Task directions:
Pull each line holding "have" out of the entries below.

Records for the task:
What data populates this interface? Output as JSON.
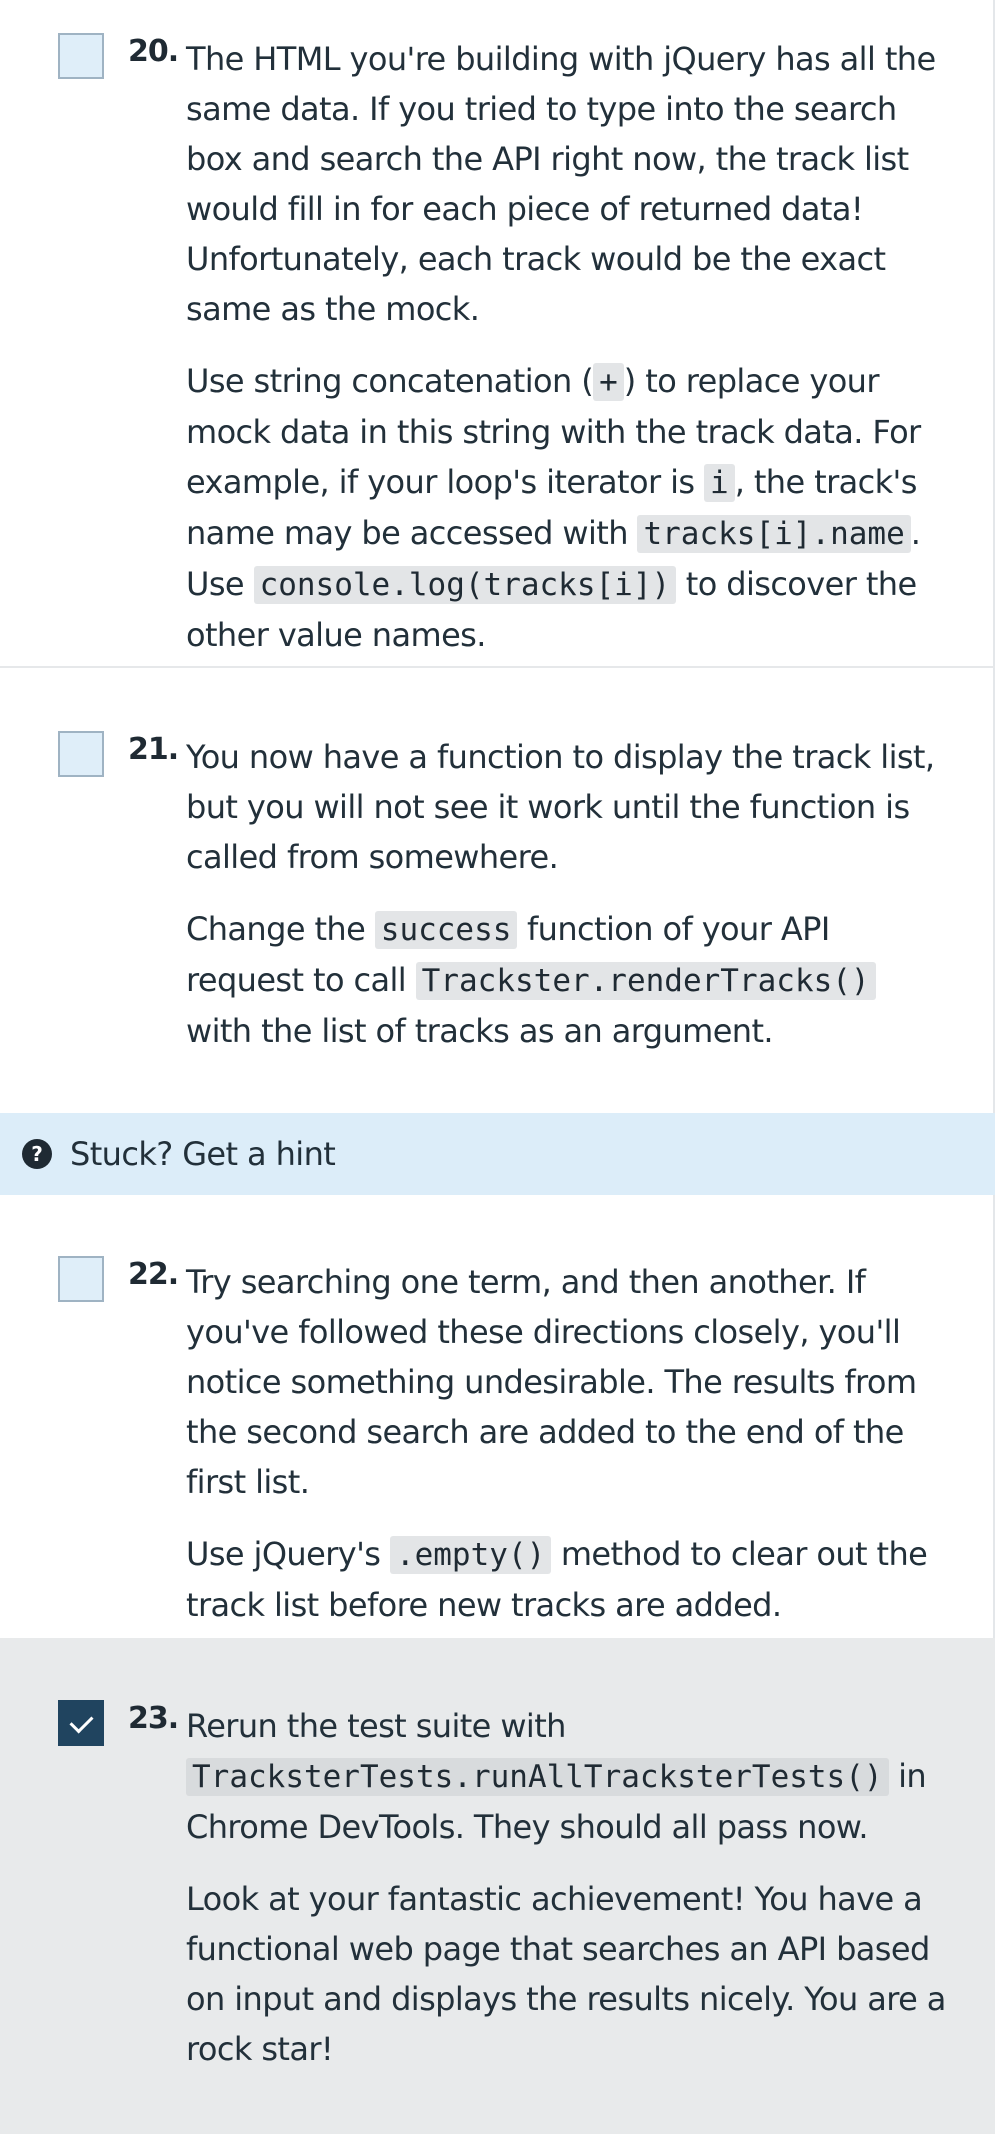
{
  "tasks": {
    "t20": {
      "number": "20.",
      "checked": false,
      "p1": "The HTML you're building with jQuery has all the same data. If you tried to type into the search box and search the API right now, the track list would fill in for each piece of returned data! Unfortunately, each track would be the exact same as the mock.",
      "p2_a": "Use string concatenation (",
      "p2_code1": "+",
      "p2_b": ") to replace your mock data in this string with the track data. For example, if your loop's iterator is ",
      "p2_code2": "i",
      "p2_c": ", the track's name may be accessed with ",
      "p2_code3": "tracks[i].name",
      "p2_d": ". Use ",
      "p2_code4": "console.log(tracks[i])",
      "p2_e": " to discover the other value names."
    },
    "t21": {
      "number": "21.",
      "checked": false,
      "p1": "You now have a function to display the track list, but you will not see it work until the function is called from somewhere.",
      "p2_a": "Change the ",
      "p2_code1": "success",
      "p2_b": " function of your API request to call ",
      "p2_code2": "Trackster.renderTracks()",
      "p2_c": " with the list of tracks as an argument."
    },
    "t22": {
      "number": "22.",
      "checked": false,
      "p1": "Try searching one term, and then another. If you've followed these directions closely, you'll notice something undesirable. The results from the second search are added to the end of the first list.",
      "p2_a": "Use jQuery's ",
      "p2_code1": ".empty()",
      "p2_b": " method to clear out the track list before new tracks are added."
    },
    "t23": {
      "number": "23.",
      "checked": true,
      "p1_a": "Rerun the test suite with ",
      "p1_code1": "TracksterTests.runAllTracksterTests()",
      "p1_b": " in Chrome DevTools. They should all pass now.",
      "p2": "Look at your fantastic achievement! You have a functional web page that searches an API based on input and displays the results nicely. You are a rock star!"
    }
  },
  "hint": {
    "icon": "question-circle-icon",
    "label": "Stuck? Get a hint"
  },
  "colors": {
    "checkbox_unchecked": "#dfeef9",
    "checkbox_checked": "#20445f",
    "hint_background": "#dcedf9",
    "completed_background": "#e8eaeb"
  }
}
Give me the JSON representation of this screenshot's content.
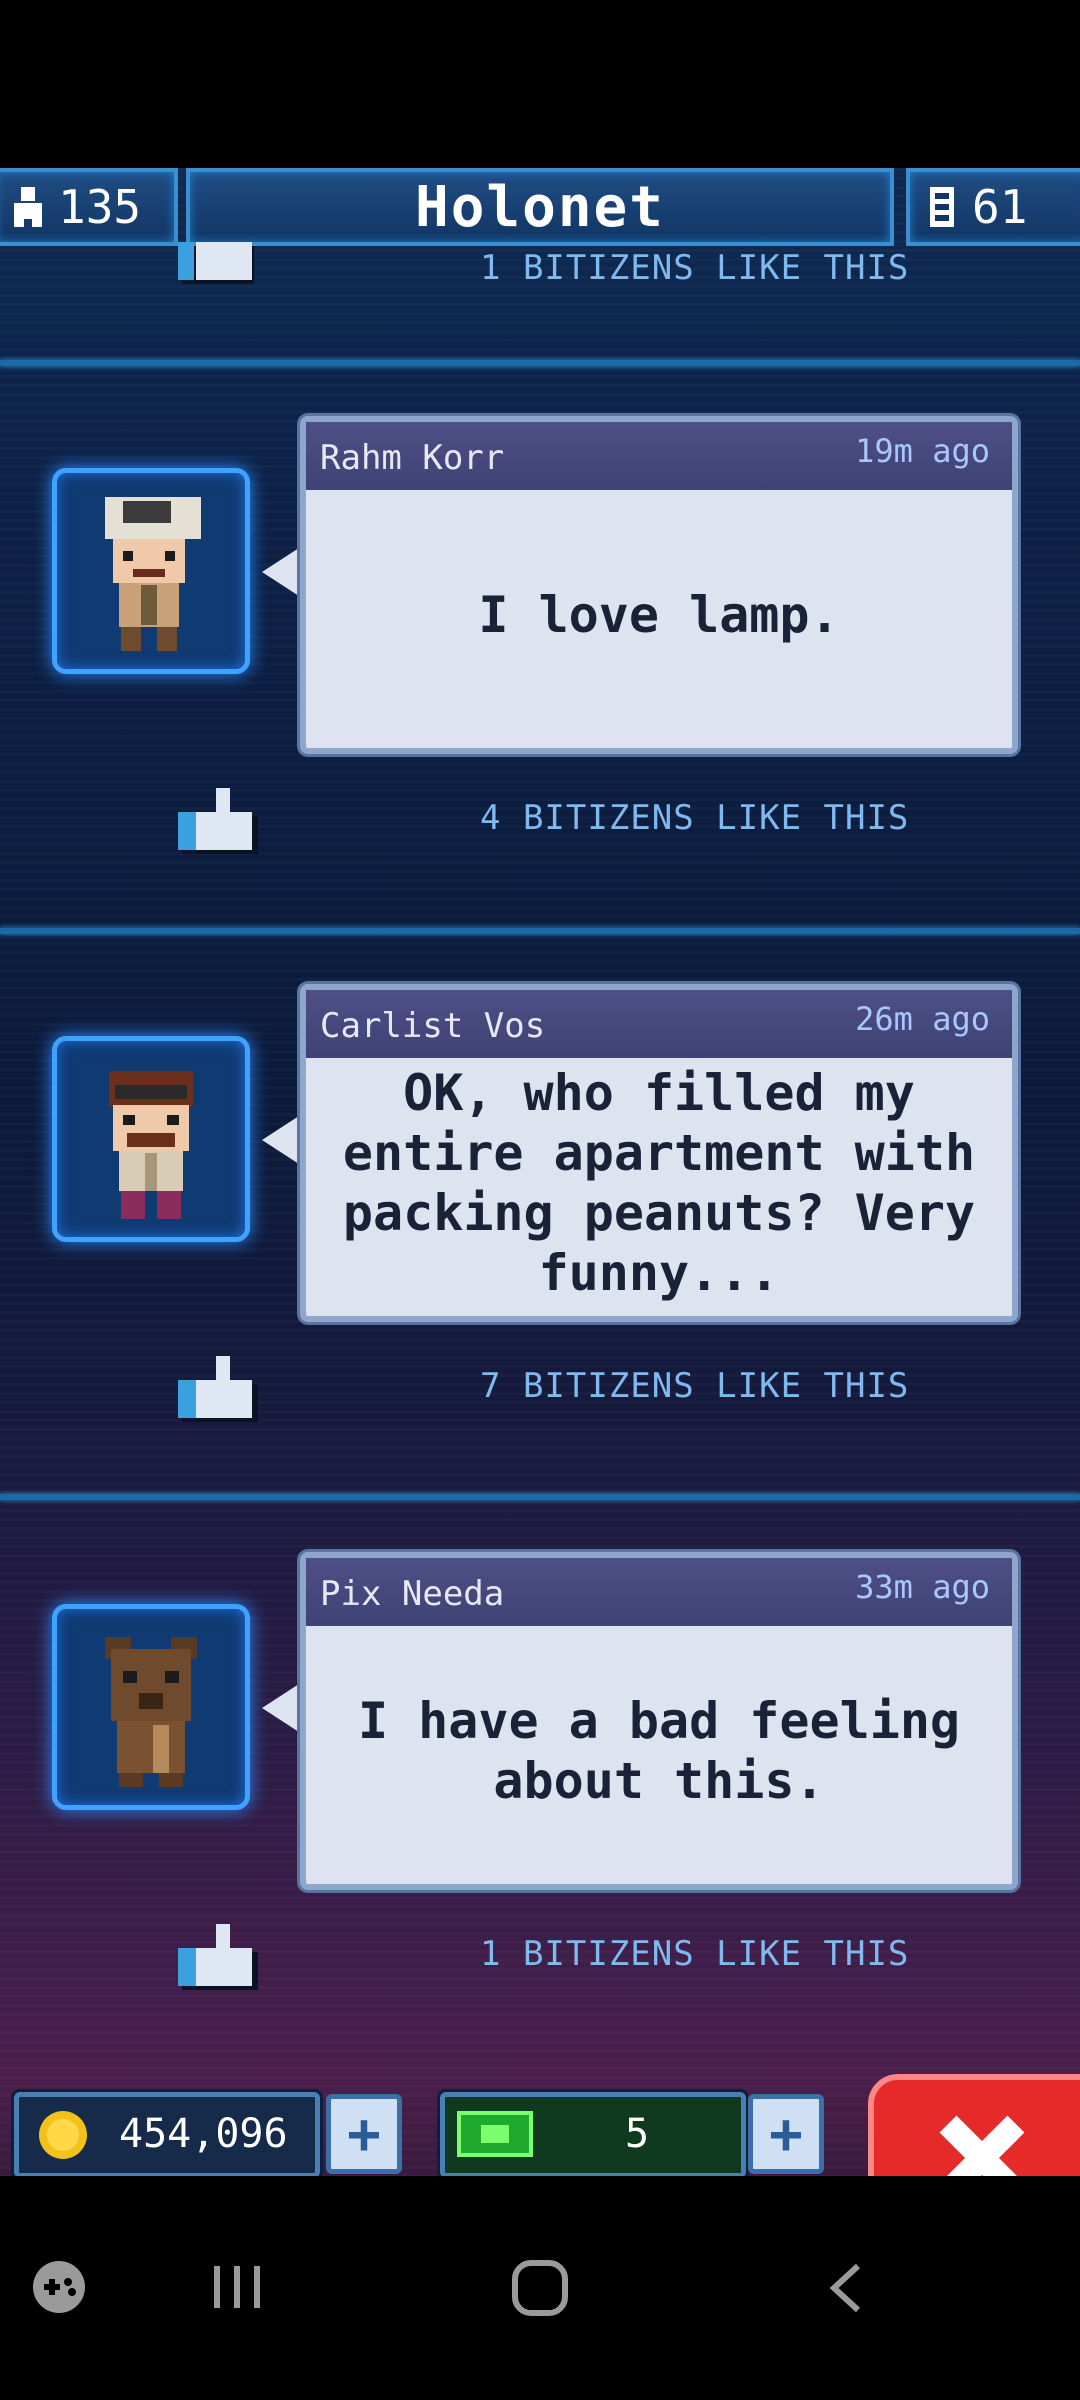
{
  "header": {
    "population": "135",
    "title": "Holonet",
    "floors": "61"
  },
  "top_partial": {
    "likes": "1 BITIZENS LIKE THIS"
  },
  "posts": [
    {
      "author": "Rahm Korr",
      "time": "19m ago",
      "message": "I love lamp.",
      "likes": "4 BITIZENS LIKE THIS"
    },
    {
      "author": "Carlist Vos",
      "time": "26m ago",
      "message": "OK, who filled my entire apartment with packing peanuts? Very funny...",
      "likes": "7 BITIZENS LIKE THIS"
    },
    {
      "author": "Pix Needa",
      "time": "33m ago",
      "message": "I have a bad feeling about this.",
      "likes": "1 BITIZENS LIKE THIS"
    }
  ],
  "bottombar": {
    "coins": "454,096",
    "bux": "5"
  },
  "icons": {
    "population": "person-icon",
    "floors": "floor-icon",
    "like": "thumbs-up-icon",
    "coin": "coin-icon",
    "bux": "bux-icon",
    "close": "close-icon",
    "game_launcher": "gamepad-icon",
    "recents": "recent-apps-icon",
    "home": "home-icon",
    "back": "back-icon"
  },
  "colors": {
    "accent": "#3fa2ff",
    "close": "#e62a2a",
    "like_text": "#7fb9ef"
  }
}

Response to the task:
      "p1": "You now have a function to display the track list, but you will not see it work until the function is called from somewhere.",
      "p2": "Look at your fantastic achievement! You have a functional web page that searches an API based on input and displays the results nicely. You are a rock star!"
      "message": "I have a bad feeling about this.",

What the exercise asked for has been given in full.